**DATA SUPPLIED**:
◇ ◇ ◇ ◇ ◇ ◇ ◇

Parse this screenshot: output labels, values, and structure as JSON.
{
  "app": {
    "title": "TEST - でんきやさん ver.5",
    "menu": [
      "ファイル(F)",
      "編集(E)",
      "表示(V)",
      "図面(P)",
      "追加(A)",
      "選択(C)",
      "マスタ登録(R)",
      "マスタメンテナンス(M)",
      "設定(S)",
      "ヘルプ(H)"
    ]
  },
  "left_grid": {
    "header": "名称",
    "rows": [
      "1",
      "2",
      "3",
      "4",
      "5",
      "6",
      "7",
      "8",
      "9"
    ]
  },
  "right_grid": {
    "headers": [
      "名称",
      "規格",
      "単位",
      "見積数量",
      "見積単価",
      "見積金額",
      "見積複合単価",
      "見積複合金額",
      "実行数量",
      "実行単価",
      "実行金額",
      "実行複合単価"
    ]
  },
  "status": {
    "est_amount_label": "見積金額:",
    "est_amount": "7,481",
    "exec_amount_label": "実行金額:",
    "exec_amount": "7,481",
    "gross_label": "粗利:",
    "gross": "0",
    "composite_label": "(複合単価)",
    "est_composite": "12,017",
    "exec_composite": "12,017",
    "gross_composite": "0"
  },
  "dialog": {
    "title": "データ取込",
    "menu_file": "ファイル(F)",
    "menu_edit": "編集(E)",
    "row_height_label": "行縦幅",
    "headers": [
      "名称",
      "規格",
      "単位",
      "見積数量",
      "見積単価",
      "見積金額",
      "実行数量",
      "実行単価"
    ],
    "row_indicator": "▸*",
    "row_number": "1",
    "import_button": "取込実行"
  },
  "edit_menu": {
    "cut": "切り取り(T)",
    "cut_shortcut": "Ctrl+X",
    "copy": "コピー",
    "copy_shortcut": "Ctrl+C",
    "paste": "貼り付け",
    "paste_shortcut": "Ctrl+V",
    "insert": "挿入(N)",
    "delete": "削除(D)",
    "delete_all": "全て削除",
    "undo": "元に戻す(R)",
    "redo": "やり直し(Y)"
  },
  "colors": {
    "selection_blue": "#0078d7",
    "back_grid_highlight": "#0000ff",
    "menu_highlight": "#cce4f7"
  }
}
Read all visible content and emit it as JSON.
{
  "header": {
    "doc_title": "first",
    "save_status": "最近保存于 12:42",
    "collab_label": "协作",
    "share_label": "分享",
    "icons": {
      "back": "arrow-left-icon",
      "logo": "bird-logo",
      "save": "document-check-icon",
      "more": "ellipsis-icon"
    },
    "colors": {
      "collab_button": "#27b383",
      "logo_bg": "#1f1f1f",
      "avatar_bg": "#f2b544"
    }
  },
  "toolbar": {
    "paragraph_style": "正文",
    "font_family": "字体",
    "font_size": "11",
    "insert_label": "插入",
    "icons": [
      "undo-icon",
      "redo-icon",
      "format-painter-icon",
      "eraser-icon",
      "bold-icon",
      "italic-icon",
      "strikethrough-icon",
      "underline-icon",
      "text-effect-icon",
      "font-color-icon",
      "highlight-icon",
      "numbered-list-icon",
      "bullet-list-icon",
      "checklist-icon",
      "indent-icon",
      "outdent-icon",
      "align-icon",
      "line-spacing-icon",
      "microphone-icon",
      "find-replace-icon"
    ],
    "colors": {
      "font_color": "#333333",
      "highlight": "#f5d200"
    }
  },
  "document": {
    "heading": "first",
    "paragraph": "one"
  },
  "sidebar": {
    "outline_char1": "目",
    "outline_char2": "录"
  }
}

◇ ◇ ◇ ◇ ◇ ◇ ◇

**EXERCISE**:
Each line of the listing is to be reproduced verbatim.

**ANSWER TO THIS TASK**:
Parse this screenshot: output labels, values, and structure as JSON.
{
  "app": {
    "title": "TEST - でんきやさん ver.5",
    "menu": [
      "ファイル(F)",
      "編集(E)",
      "表示(V)",
      "図面(P)",
      "追加(A)",
      "選択(C)",
      "マスタ登録(R)",
      "マスタメンテナンス(M)",
      "設定(S)",
      "ヘルプ(H)"
    ]
  },
  "left_grid": {
    "header": "名称",
    "rows": [
      "1",
      "2",
      "3",
      "4",
      "5",
      "6",
      "7",
      "8",
      "9"
    ]
  },
  "right_grid": {
    "headers": [
      "名称",
      "規格",
      "単位",
      "見積数量",
      "見積単価",
      "見積金額",
      "見積複合単価",
      "見積複合金額",
      "実行数量",
      "実行単価",
      "実行金額",
      "実行複合単価"
    ]
  },
  "status": {
    "est_amount_label": "見積金額:",
    "est_amount": "7,481",
    "exec_amount_label": "実行金額:",
    "exec_amount": "7,481",
    "gross_label": "粗利:",
    "gross": "0",
    "composite_label": "(複合単価)",
    "est_composite": "12,017",
    "exec_composite": "12,017",
    "gross_composite": "0"
  },
  "dialog": {
    "title": "データ取込",
    "menu_file": "ファイル(F)",
    "menu_edit": "編集(E)",
    "row_height_label": "行縦幅",
    "headers": [
      "名称",
      "規格",
      "単位",
      "見積数量",
      "見積単価",
      "見積金額",
      "実行数量",
      "実行単価"
    ],
    "row_indicator": "▸*",
    "row_number": "1",
    "import_button": "取込実行"
  },
  "edit_menu": {
    "cut": "切り取り(T)",
    "cut_shortcut": "Ctrl+X",
    "copy": "コピー",
    "copy_shortcut": "Ctrl+C",
    "paste": "貼り付け",
    "paste_shortcut": "Ctrl+V",
    "insert": "挿入(N)",
    "delete": "削除(D)",
    "delete_all": "全て削除",
    "undo": "元に戻す(R)",
    "redo": "やり直し(Y)"
  },
  "colors": {
    "selection_blue": "#0078d7",
    "back_grid_highlight": "#0000ff",
    "menu_highlight": "#cce4f7"
  }
}
Read all visible content and emit it as JSON.
{
  "header": {
    "doc_title": "first",
    "save_status": "最近保存于 12:42",
    "collab_label": "协作",
    "share_label": "分享",
    "icons": {
      "back": "arrow-left-icon",
      "logo": "bird-logo",
      "save": "document-check-icon",
      "more": "ellipsis-icon"
    },
    "colors": {
      "collab_button": "#27b383",
      "logo_bg": "#1f1f1f",
      "avatar_bg": "#f2b544"
    }
  },
  "toolbar": {
    "paragraph_style": "正文",
    "font_family": "字体",
    "font_size": "11",
    "insert_label": "插入",
    "icons": [
      "undo-icon",
      "redo-icon",
      "format-painter-icon",
      "eraser-icon",
      "bold-icon",
      "italic-icon",
      "strikethrough-icon",
      "underline-icon",
      "text-effect-icon",
      "font-color-icon",
      "highlight-icon",
      "numbered-list-icon",
      "bullet-list-icon",
      "checklist-icon",
      "indent-icon",
      "outdent-icon",
      "align-icon",
      "line-spacing-icon",
      "microphone-icon",
      "find-replace-icon"
    ],
    "colors": {
      "font_color": "#333333",
      "highlight": "#f5d200"
    }
  },
  "document": {
    "heading": "first",
    "paragraph": "one"
  },
  "sidebar": {
    "outline_char1": "目",
    "outline_char2": "录"
  }
}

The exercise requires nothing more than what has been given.